Last week we discussed sending emails with Graph API. You can read about it here. Today we will be taking that script and making it so it can be automated. On the backend, you will need to create an Azure App. You can read about how to do that here. The following code only works in Powershell 7 and above. Automating with Graph API works best in PowerShell 7. You will need to set up your App with Users.Read.All and Mail.Send as the minimal. levels.

The Script

import-module Microsoft.Graph.Users
Import-module Microsoft.Graph.Users.Actions  

$EmailToSend = "A Cloud Email @ your domain"
$EmailToReceive = "Any Email"
$AppID = "This is your App ID"
$SecuredPassword = "This is your Password"
$tenantID = "This is your tenant ID"

$SecuredPasswordPassword = ConvertTo-SecureString -String $SecuredPassword -AsPlainText -Force
$ClientSecretCredential = New-Object -TypeName System.Management.Automation.PSCredential -ArgumentList $AppID, $SecuredPasswordPassword

Connect-MgGraph -TenantId $tenantID -ClientSecretCredential $ClientSecretCredential

#Connect-MgGraph -Scopes "User.Read.All, Mail.Send"
$users = Get-MgUser -filter "accountenabled eq false"
$ReturnString = ""
foreach ($user in $users) {
    if ($null -ne (Get-MgUserLicenseDetail -UserId $user.Id)) {
        [pscustomobject][ordered]@{
            UPN      = $user.UserPrincipalName
            Licenses = (Get-MgUserLicenseDetail -UserId $user.id).SkuPartNumber -join ", "
        }
        $ReturnString = $ReturnString + "$($user.UserPrincipalName): $((Get-MgUserLicenseDetail -UserId $user.id).SkuPartNumber -join ", ")`n"
    }
}
 
$body = @"
<html>
<header>Licenses</header>
<body>
<center>
<h1>Disabled Users</h1>
<h2>With Licenses</h2>
</center>
$ReturnString
</body>
</html>
"@
$params = @{
    message = @{
        subject = "Disabled Users with Licenses"
        body = @{
            contentType = "HTML"
            content = $body
        }
        toRecipients = @(
            @{
                emailAddress = @{
                    address = $EmailToReceive 
                }
            }
        )
    }
    saveToSentItems = "false"
}
 
# A UPN can also be used as -UserId.
Send-MgUserMail -UserId $EmailToSend -BodyParameter $params

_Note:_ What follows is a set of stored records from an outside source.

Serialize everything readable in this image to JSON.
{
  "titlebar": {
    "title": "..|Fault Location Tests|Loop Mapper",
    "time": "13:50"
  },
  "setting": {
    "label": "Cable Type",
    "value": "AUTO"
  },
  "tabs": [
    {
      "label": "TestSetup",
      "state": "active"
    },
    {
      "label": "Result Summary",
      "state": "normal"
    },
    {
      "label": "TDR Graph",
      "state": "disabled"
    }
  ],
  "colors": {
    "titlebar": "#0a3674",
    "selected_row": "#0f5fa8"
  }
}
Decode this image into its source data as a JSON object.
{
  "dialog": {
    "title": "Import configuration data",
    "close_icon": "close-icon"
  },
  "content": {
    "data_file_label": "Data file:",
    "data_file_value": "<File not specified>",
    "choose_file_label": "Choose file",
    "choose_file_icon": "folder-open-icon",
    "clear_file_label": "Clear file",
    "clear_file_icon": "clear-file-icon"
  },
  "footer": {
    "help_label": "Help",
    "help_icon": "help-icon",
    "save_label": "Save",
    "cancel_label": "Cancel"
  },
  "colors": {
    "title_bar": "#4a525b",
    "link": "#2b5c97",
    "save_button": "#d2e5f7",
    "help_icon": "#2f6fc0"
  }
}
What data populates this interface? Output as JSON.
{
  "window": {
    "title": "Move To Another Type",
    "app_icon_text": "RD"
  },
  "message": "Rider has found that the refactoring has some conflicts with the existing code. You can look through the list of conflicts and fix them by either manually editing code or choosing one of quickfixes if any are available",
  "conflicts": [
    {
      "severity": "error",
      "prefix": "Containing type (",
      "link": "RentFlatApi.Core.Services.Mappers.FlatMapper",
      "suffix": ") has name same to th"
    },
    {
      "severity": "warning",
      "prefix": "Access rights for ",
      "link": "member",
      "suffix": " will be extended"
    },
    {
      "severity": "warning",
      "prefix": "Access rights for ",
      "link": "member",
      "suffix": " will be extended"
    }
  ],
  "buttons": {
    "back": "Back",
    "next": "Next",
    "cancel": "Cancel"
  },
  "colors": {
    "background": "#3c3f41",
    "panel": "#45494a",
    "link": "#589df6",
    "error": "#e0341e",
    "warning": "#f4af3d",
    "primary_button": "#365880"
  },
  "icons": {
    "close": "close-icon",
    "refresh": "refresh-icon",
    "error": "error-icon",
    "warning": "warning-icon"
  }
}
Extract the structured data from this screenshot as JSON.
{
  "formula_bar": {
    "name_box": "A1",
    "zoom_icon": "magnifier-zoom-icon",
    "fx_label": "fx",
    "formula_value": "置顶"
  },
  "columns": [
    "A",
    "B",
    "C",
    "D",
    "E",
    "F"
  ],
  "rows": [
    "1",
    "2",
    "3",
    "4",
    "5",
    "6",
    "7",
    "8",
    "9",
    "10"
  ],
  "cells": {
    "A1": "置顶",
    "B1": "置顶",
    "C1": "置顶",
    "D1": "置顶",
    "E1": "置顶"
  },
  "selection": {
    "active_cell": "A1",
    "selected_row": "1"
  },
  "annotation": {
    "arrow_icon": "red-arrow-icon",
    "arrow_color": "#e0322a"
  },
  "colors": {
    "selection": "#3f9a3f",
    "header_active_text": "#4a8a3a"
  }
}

The Breakdown

This script is the same as last week’s except for how it connects and how you feed the email addresses. We are using the Client Secret Credential flag, which is only available in Powershell 7, to trigger the connect command. You need some basic information first. This information will allow Automating with Graph API to work.

$AppID = "This is your App ID"
$SecuredPassword = "This is your Password"
$tenantID = "This is your tenant ID"

The App is the application ID from the azure app you created. the tenant ID is also the tenant ID of the azure app you created. Remember, I stated to keep the secret key value. This is where you will use it. Place it in the Secure Password area. Next, we need to convert this information into a secure object.

$SecuredPasswordPassword = ConvertTo-SecureString -String $SecuredPassword -AsPlainText -Force
$ClientSecretCredential = New-Object -TypeName System.Management.Automation.PSCredential -ArgumentList $AppID, $SecuredPasswordPassword

Now, we need to convert the plain text to a secure string. We do this with the convertto-securestring command. We enter the string and force it with the force tag. Once we have done that, we want to create a credential object. We use the new-object command to create an automation pscredential object. We feed it the appID and the password we created above. This gives us the ps object that we will use for the next part.

Connect-MgGraph -TenantId $tenantID -ClientSecretCredential $ClientSecretCredential

Using the connect-mggraph command we connect to our tenant and pass the app id and password as a single object. This will connect us directly to Graph API. Later we will run this script through the task scheduler. The remainder of the script will stay the same. Finally, we supply the email addresses. Automating with Graph API couldn’t be easier. So Enjoy!

Additional Links